Records contained in a dataset
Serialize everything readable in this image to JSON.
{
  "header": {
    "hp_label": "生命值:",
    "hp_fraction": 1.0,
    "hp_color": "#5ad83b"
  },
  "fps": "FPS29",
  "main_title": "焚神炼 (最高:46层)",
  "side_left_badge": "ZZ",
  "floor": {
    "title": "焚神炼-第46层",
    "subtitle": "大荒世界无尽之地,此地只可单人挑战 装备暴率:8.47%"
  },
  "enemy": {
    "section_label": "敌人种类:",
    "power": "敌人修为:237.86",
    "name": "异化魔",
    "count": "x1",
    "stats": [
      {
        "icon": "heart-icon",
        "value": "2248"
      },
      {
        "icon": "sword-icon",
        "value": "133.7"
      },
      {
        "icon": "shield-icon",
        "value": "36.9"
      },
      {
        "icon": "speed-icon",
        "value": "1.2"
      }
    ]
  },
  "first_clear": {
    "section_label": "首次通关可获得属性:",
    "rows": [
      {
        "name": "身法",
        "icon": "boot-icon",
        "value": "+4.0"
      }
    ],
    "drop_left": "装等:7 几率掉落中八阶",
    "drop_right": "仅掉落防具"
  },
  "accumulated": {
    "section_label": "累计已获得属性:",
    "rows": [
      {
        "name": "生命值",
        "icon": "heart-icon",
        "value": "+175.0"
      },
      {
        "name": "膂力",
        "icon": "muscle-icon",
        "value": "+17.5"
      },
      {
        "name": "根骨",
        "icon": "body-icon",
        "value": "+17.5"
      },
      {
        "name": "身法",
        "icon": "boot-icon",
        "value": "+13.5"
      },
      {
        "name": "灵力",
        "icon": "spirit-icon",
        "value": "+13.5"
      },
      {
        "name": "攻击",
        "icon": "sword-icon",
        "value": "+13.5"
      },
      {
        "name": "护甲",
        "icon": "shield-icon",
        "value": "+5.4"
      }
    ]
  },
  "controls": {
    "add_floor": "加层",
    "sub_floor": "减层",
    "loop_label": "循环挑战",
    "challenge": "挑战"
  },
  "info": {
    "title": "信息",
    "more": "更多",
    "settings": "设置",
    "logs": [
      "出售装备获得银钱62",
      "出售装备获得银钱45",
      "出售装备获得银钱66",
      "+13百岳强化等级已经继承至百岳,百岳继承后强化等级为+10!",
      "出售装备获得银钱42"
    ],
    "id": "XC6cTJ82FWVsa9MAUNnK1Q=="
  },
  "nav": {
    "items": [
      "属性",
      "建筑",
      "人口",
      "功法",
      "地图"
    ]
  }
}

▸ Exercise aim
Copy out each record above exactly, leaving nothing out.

▸ Solution to this task
Serialize everything readable in this image to JSON.
{
  "header": {
    "hp_label": "生命值:",
    "hp_fraction": 1.0,
    "hp_color": "#5ad83b"
  },
  "fps": "FPS29",
  "main_title": "焚神炼 (最高:46层)",
  "side_left_badge": "ZZ",
  "floor": {
    "title": "焚神炼-第46层",
    "subtitle": "大荒世界无尽之地,此地只可单人挑战 装备暴率:8.47%"
  },
  "enemy": {
    "section_label": "敌人种类:",
    "power": "敌人修为:237.86",
    "name": "异化魔",
    "count": "x1",
    "stats": [
      {
        "icon": "heart-icon",
        "value": "2248"
      },
      {
        "icon": "sword-icon",
        "value": "133.7"
      },
      {
        "icon": "shield-icon",
        "value": "36.9"
      },
      {
        "icon": "speed-icon",
        "value": "1.2"
      }
    ]
  },
  "first_clear": {
    "section_label": "首次通关可获得属性:",
    "rows": [
      {
        "name": "身法",
        "icon": "boot-icon",
        "value": "+4.0"
      }
    ],
    "drop_left": "装等:7 几率掉落中八阶",
    "drop_right": "仅掉落防具"
  },
  "accumulated": {
    "section_label": "累计已获得属性:",
    "rows": [
      {
        "name": "生命值",
        "icon": "heart-icon",
        "value": "+175.0"
      },
      {
        "name": "膂力",
        "icon": "muscle-icon",
        "value": "+17.5"
      },
      {
        "name": "根骨",
        "icon": "body-icon",
        "value": "+17.5"
      },
      {
        "name": "身法",
        "icon": "boot-icon",
        "value": "+13.5"
      },
      {
        "name": "灵力",
        "icon": "spirit-icon",
        "value": "+13.5"
      },
      {
        "name": "攻击",
        "icon": "sword-icon",
        "value": "+13.5"
      },
      {
        "name": "护甲",
        "icon": "shield-icon",
        "value": "+5.4"
      }
    ]
  },
  "controls": {
    "add_floor": "加层",
    "sub_floor": "减层",
    "loop_label": "循环挑战",
    "challenge": "挑战"
  },
  "info": {
    "title": "信息",
    "more": "更多",
    "settings": "设置",
    "logs": [
      "出售装备获得银钱62",
      "出售装备获得银钱45",
      "出售装备获得银钱66",
      "+13百岳强化等级已经继承至百岳,百岳继承后强化等级为+10!",
      "出售装备获得银钱42"
    ],
    "id": "XC6cTJ82FWVsa9MAUNnK1Q=="
  },
  "nav": {
    "items": [
      "属性",
      "建筑",
      "人口",
      "功法",
      "地图"
    ]
  }
}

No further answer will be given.